**Exercise brief:**
Go through the entries below. Copy each line in which "span" appears.

**Data shown:**
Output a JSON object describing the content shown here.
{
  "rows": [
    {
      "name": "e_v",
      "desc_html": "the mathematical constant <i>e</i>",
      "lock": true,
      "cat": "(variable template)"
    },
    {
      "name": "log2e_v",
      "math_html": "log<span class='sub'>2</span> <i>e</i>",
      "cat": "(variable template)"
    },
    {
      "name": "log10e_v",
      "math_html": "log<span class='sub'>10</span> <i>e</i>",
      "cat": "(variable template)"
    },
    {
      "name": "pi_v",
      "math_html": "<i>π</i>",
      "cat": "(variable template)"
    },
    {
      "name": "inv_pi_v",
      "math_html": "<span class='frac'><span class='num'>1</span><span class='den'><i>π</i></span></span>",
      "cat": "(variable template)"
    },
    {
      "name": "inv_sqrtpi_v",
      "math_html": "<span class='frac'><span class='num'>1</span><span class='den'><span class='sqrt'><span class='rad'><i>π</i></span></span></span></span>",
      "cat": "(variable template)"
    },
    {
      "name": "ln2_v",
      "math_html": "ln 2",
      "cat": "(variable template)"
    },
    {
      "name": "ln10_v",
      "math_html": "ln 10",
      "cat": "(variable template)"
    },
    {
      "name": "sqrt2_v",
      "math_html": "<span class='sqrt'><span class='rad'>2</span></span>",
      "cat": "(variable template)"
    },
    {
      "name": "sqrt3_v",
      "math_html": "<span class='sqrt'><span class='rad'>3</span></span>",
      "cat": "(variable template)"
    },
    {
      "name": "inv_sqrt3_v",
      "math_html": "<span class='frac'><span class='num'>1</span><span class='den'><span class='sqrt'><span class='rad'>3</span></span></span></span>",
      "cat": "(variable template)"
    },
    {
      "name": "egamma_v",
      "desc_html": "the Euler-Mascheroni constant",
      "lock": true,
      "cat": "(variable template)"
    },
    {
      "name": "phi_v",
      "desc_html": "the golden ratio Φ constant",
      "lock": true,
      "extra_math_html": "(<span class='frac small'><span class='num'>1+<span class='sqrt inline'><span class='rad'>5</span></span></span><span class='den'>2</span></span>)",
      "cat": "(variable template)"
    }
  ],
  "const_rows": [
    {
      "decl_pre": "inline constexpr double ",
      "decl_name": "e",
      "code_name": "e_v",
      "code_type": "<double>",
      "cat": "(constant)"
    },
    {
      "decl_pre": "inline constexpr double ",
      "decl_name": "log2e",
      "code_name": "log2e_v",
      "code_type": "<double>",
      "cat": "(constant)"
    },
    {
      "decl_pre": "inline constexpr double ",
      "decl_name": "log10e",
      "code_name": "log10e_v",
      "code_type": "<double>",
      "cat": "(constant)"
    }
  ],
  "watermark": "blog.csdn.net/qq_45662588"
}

**Answer area:**
      "math_html": "log<span class='sub'>2</span> <i>e</i>",
      "math_html": "log<span class='sub'>10</span> <i>e</i>",
      "math_html": "<span class='frac'><span class='num'>1</span><span class='den'><i>π</i></span></span>",
      "math_html": "<span class='frac'><span class='num'>1</span><span class='den'><span class='sqrt'><span class='rad'><i>π</i></span></span></span></span>",
      "math_html": "<span class='sqrt'><span class='rad'>2</span></span>",
      "math_html": "<span class='sqrt'><span class='rad'>3</span></span>",
      "math_html": "<span class='frac'><span class='num'>1</span><span class='den'><span class='sqrt'><span class='rad'>3</span></span></span></span>",
      "extra_math_html": "(<span class='frac small'><span class='num'>1+<span class='sqrt inline'><span class='rad'>5</span></span></span><span class='den'>2</span></span>)",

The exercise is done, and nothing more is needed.